Now that we’ve dispelled many of the common misconceptions about liberal arts colleges, it’s time to start thinking about whether you want to include one (or ten) on your college list. Before you decide, read on to see if the following list sounds like you / your child.

1. You are not sure what you want to study.

Most LACs require their students to take classes in a range of subjects, from natural science to philosophy, and this is an excellent way to explore your options and discover where your passions lie. The idea is to expose students to varied academic subjects and intellectual methods, so they can approach problems from an interdisciplinary perspective.

While LACs don’t usually offer professional degree majors like accounting, nursing and engineering, they offer a broad educational foundation that is an asset for those headed into the workplace or to graduate school. The curricula at LACs are also often quite flexible, and many institutions actively encourage their students to design their own majors to meet their individual interests.

2. You prefer small, seminar-style classes to lectures.

At a liberal arts college, students can’t hide in the back of a large lecture hall because there simply aren’t any. Some introductory courses might have 40 or 50 students, but most are going to be far smaller. Especially in introductory classes, universities tend to herd hundreds of undergrads into lecture halls and often let graduate students do the teaching. At LACs, the small average class size means that the majority of courses are interactive and discussion-based.

3. You want access to your professors.

Liberal arts colleges exist to teach undergraduates and only undergrads. That’s far different from universities, which emphasize faculty research and graduate students. Star professors at many major universities never go near undergrads, and graduate students frequently teach introductory courses. Firstly, there are no graduate teaching assistants at LACs, and every class is taught by a professor.

Furthermore, professors at LACs choose to work at these institutions because they are committed to teaching undergraduates. This means they usually spend more quality time with their students, getting to know them, evaluating and critiquing their work much more closely.

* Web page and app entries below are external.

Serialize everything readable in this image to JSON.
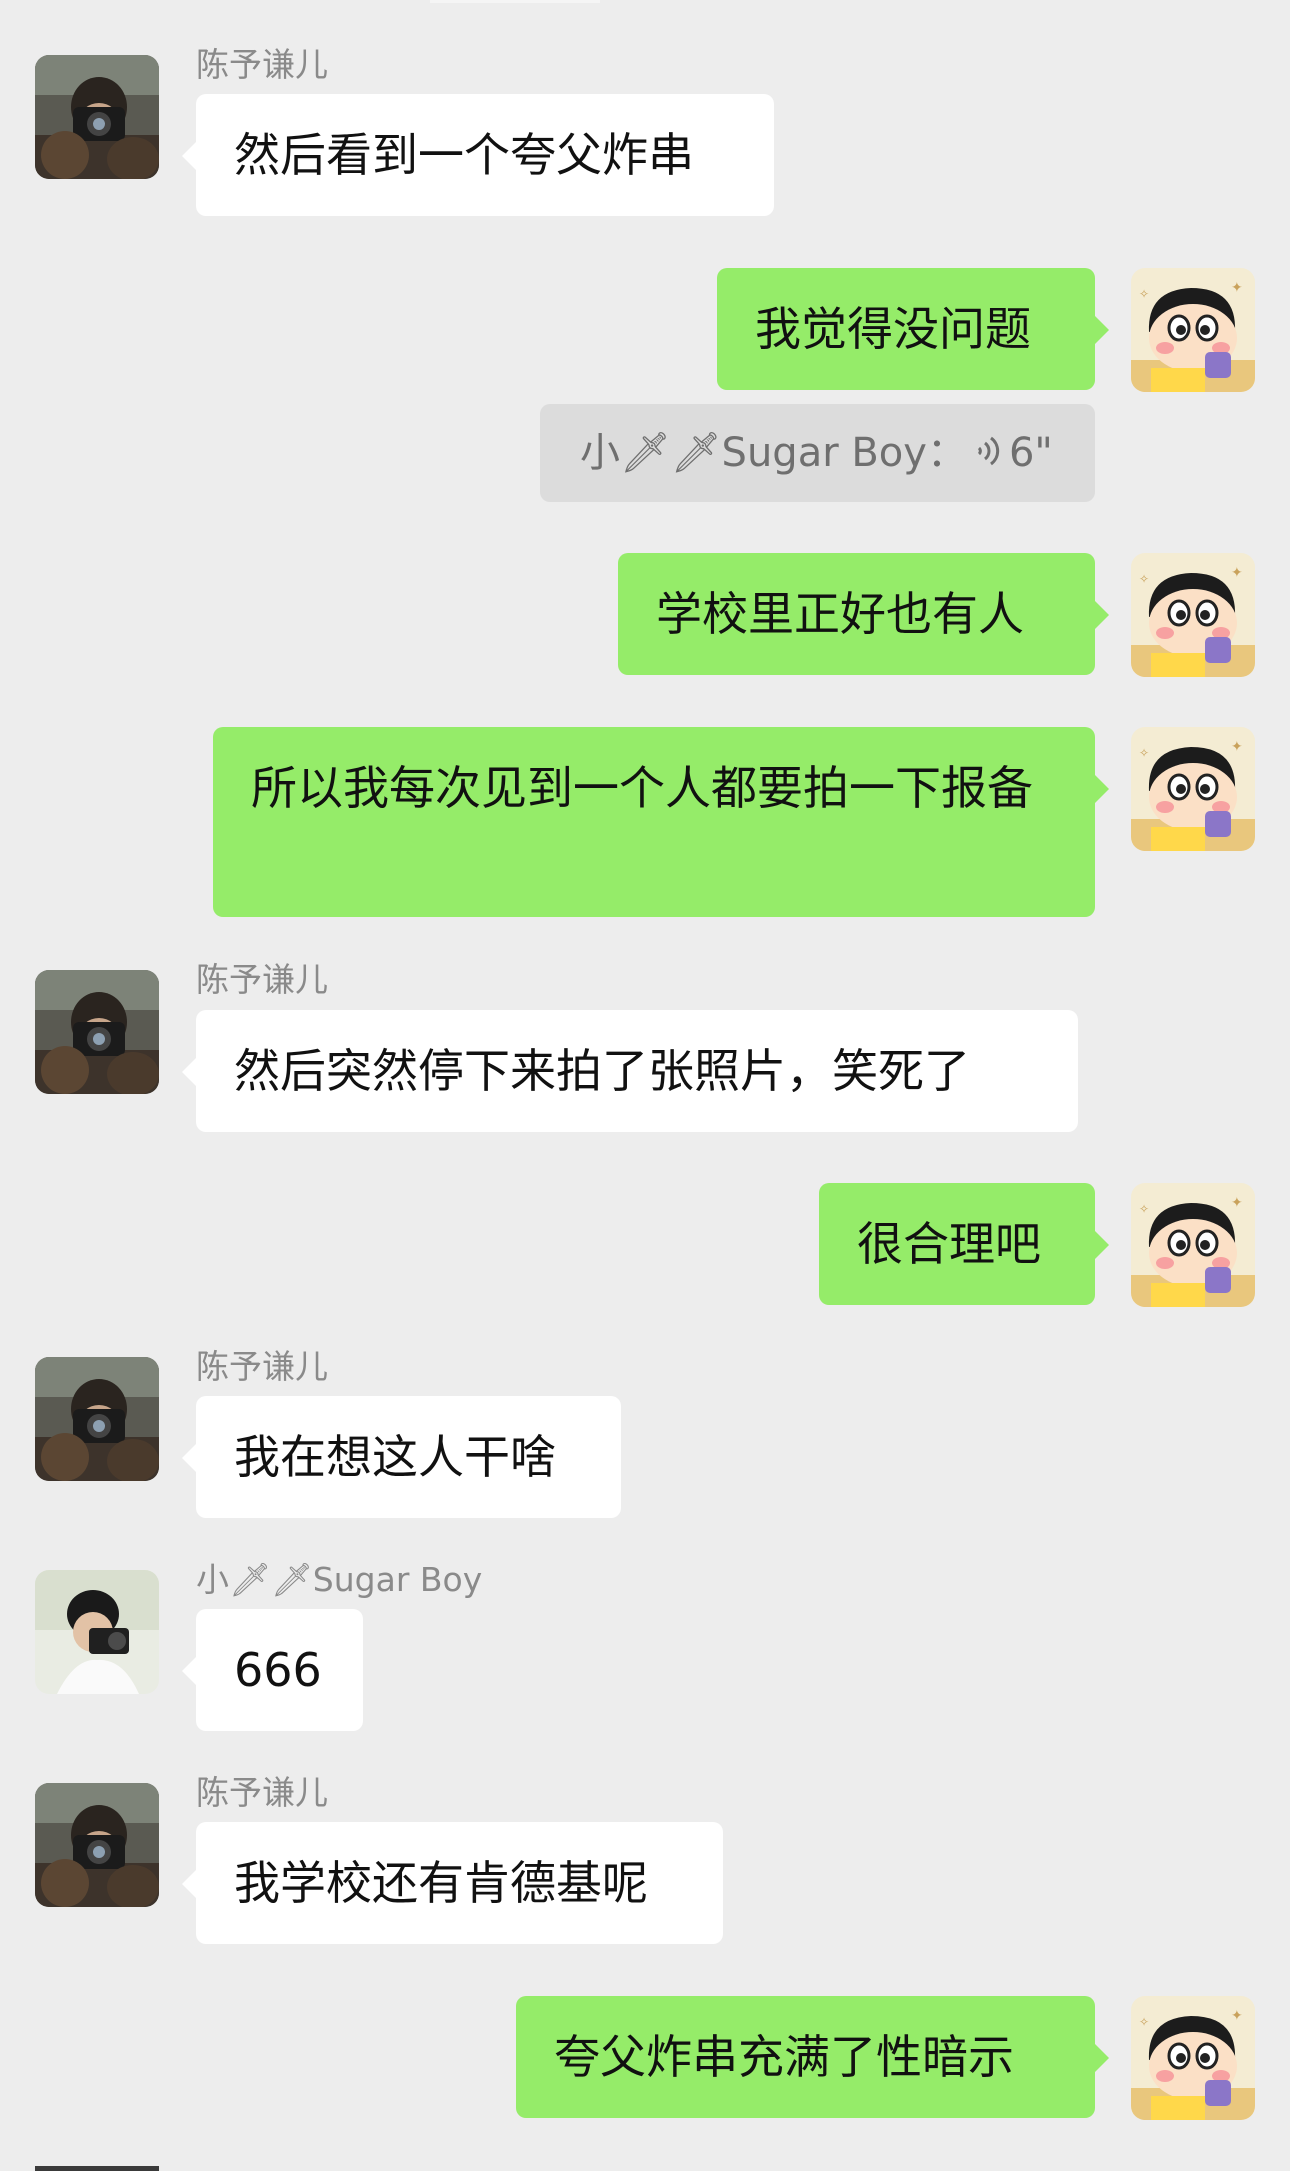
{
  "colors": {
    "background": "#ededed",
    "incoming_bubble": "#ffffff",
    "outgoing_bubble": "#95ec69",
    "system_notice": "#dcdcdc"
  },
  "icons": {
    "knife": "knife-emoji",
    "voice": "voice-wave-icon"
  },
  "messages": [
    {
      "direction": "in",
      "sender": "陈予谦儿",
      "text": "然后看到一个夸父炸串"
    },
    {
      "direction": "out",
      "text": "我觉得没问题"
    },
    {
      "type": "voice_notice",
      "sender": "小🗡🗡Sugar Boy",
      "duration": "6\""
    },
    {
      "direction": "out",
      "text": "学校里正好也有人"
    },
    {
      "direction": "out",
      "text": "所以我每次见到一个人都要拍一下报备"
    },
    {
      "direction": "in",
      "sender": "陈予谦儿",
      "text": "然后突然停下来拍了张照片，笑死了"
    },
    {
      "direction": "out",
      "text": "很合理吧"
    },
    {
      "direction": "in",
      "sender": "陈予谦儿",
      "text": "我在想这人干啥"
    },
    {
      "direction": "in",
      "sender": "小🗡🗡Sugar Boy",
      "text": "666"
    },
    {
      "direction": "in",
      "sender": "陈予谦儿",
      "text": "我学校还有肯德基呢"
    },
    {
      "direction": "out",
      "text": "夸父炸串充满了性暗示"
    }
  ]
}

These relationships go a long way when it is time to secure research opportunities, internships, and letters of recommendation for graduate school

4. You are not terribly concerned with getting involved Greek life or supporting highly successful football or basketball teams.

While some LACs do have a Greek presence on campus, fraternities and sororities tend not to be the focus of the social scene at smaller colleges. Since most LACs are in the NCAA Division III, they usually do not have 50,000-seat stadiums that are packed to the gills during football or basketball season. While that may come as a disappointment for those who planned to become college sports superfans, on the upside, it means that the athletic programs are often more accessible to the average student.

5. You plan to attend graduate school.

As I mentioned in my previous post, if graduate study is your objective, liberal arts schools might well be the best way to go. Indeed, you might notice when visiting different schools that LACs often have a more scholarly atmosphere to them than many major universities. It should come as no surprises, then, that LACs dominate the list of the top 10 institutions that produce the most students who ultimately earn doctorates.

Per capita, liberal arts colleges produce twice as many students who earn a PhD in science than other institutions. It certainly helps that at these schools undergraduates have better access to research opportunities with professors than their classmates at major universities. Furthermore, the intimate environment means that students receive better advising and letters of recommendation are far more personalized.

Finally, it is worth noting that LACs are an especially compelling option for international students. When a student is going to be living away from home for the first time, and home is more than a 12-hour flight away, LACs are able to provide a sense of community and intimacy that can ease this difficult transition. With many international students coming to college from relatively small high schools, the LAC experience prevents them from feeling like a number. Moreover, the small class sizes mean that international students will receive individualized attention, and run less of a risk of falling through the cracks, a major concern at large universities.